Audiobooks NZ founder Theo Gibson explains how digital royalties for audio books are paid works and competing with Amazon's audio book arm Audible.
What does your business do?
Audiobooks NZ was set up as an audio books production house. In 2010 there wasn't really any audio books being made on this side of the world so I set out to change that. The audio books that were being made had to be sold through American stores and they offered poor royalties so we set up our audio book web store and that allows us to sell our 105,000 titles, five to 10 per cent which is local content, and to get a really good royalty to New Zealand authors who make books.
We get professionally trained actors generally to narrate our books. The production house has being going about a year now but we have been working on it for a couple of years as there are lots of moving parts.
What was the motivation for starting it?
I trained as a sound engineer many, many eons ago and I've always been an avid listener of audio books when Audible audio books first launched in 2007.
Basically, no one was doing it here in New Zealand and I wanted to do more Maori language and Pacific Island content and there was, and still is, a need for content for this side of the world so that's why I set it up.
How big is your team?
It's just me full time and I've got a bunch of contractors who come on each job such as narrators and sound engineers. I also have a part-time web store curator.
What model does the business operate on?
We're moulded off the digital services of the time through our website. When people sign up they get a book credit to purchase an audio book each month and buy additional book credits for more books. We're rolled our iOS app out this week which is redesigned and then the android app is going to be following in the next couple of months, and we're also looking to do Amazon Alexa integration so people can use their Amazon Alexa to buy our audio books as well.
We're also looking at using these devices called PlayAways which are like handheld MP3 players but there just a straight stripped down MP3 player for people who aren't so familiar with apps. We signed up to be a distributor for PlayAway because there's a big part of the population who aren't great with smartphones and don't like using them so I'm trying to get PlayAways into places like libraries because kids quite like using them, and into retirement villages. An audio book is generally seven to eight hours long which works out to be eight CDs in traditional means.
What are your long term plans?
I'd really like to be the main distributor and producer of audio books in the region. I'd really like to expand and be able to produce a lot more Maori language and Pacific Island books, and really be the go-to for audio books in the region rather than people going to American services and seeing all that money go offshore.
Who is your biggest competitor?

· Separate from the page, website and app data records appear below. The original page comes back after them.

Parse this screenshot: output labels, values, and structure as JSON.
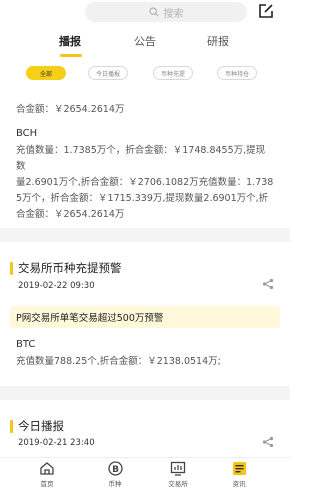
{
  "search": {
    "placeholder": "搜索"
  },
  "tabs": [
    {
      "label": "播报"
    },
    {
      "label": "公告"
    },
    {
      "label": "研报"
    }
  ],
  "filters": [
    {
      "label": "全部"
    },
    {
      "label": "今日播报"
    },
    {
      "label": "币种充提"
    },
    {
      "label": "币种持仓"
    }
  ],
  "feed": {
    "prev_total": "合金额：￥2654.2614万",
    "bch": {
      "coin": "BCH",
      "lines": [
        "充值数量：1.7385万个，折合金额：￥1748.8455万,提现数",
        "量2.6901万个,折合金额：￥2706.1082万充值数量：1.738",
        "5万个，折合金额：￥1715.339万,提现数量2.6901万个,折",
        "合金额：￥2654.2614万"
      ]
    },
    "section1": {
      "title": "交易所币种充提预警",
      "date": "2019-02-22 09:30",
      "alert": "P网交易所单笔交易超过500万预警",
      "coin": "BTC",
      "line": "充值数量788.25个,折合金额：￥2138.0514万;"
    },
    "section2": {
      "title": "今日播报",
      "date": "2019-02-21 23:40"
    }
  },
  "nav": [
    {
      "label": "首页"
    },
    {
      "label": "币种"
    },
    {
      "label": "交易所"
    },
    {
      "label": "资讯"
    }
  ],
  "colors": {
    "accent": "#f6c419",
    "alert_bg": "#fff8db"
  }
}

If you look at numbers Audible is the giant in the area but that also works against them because they've got over 400,000 titles but that also means if someone is selling an audio book with them is lost whereas we have the ability to highlight local content and give it a bit more of a personal approach.
How does the royalties model work and how much do authors get per sale?
If an author wants their audio book made they approach us and we will cast a narrator and then record it for them so they will pay us for the production. We would then make that audio book and offer them a distribution deal whereby they basically get 65 per cent of the royalties per revenue of that book. We use the other percentage we get to promote the title and earn a little bit.
If we've got an audio book that we want to make and we have funding to make it we'll approach an author and cover all the production costs ourself and we'll give them a smaller royalty of 25 per cent if we were covering costs. If they choose to distribute through us then the royalty payments are ongoing and every time anyone buys the book they get a royalty. We work with 30 different distributors so when we distribute a book it goes everywhere in 170 countries.
What's the most challenging part about running a digital services company?
Finding the content. We're quite small and people don't really know we exist. There's a real need for it and people are really happy when they find us. After finding the content, explaining to people how the service works is a challenge trying to get people's heads around royalty splits and production costs or authors who are generally used to publishing a book can be a little bit tricky.
What advice do you give to others thinking about starting their own business?
Do your research and talk to as many people as possible about what you're trying to do. You can never be too prepared to go into business.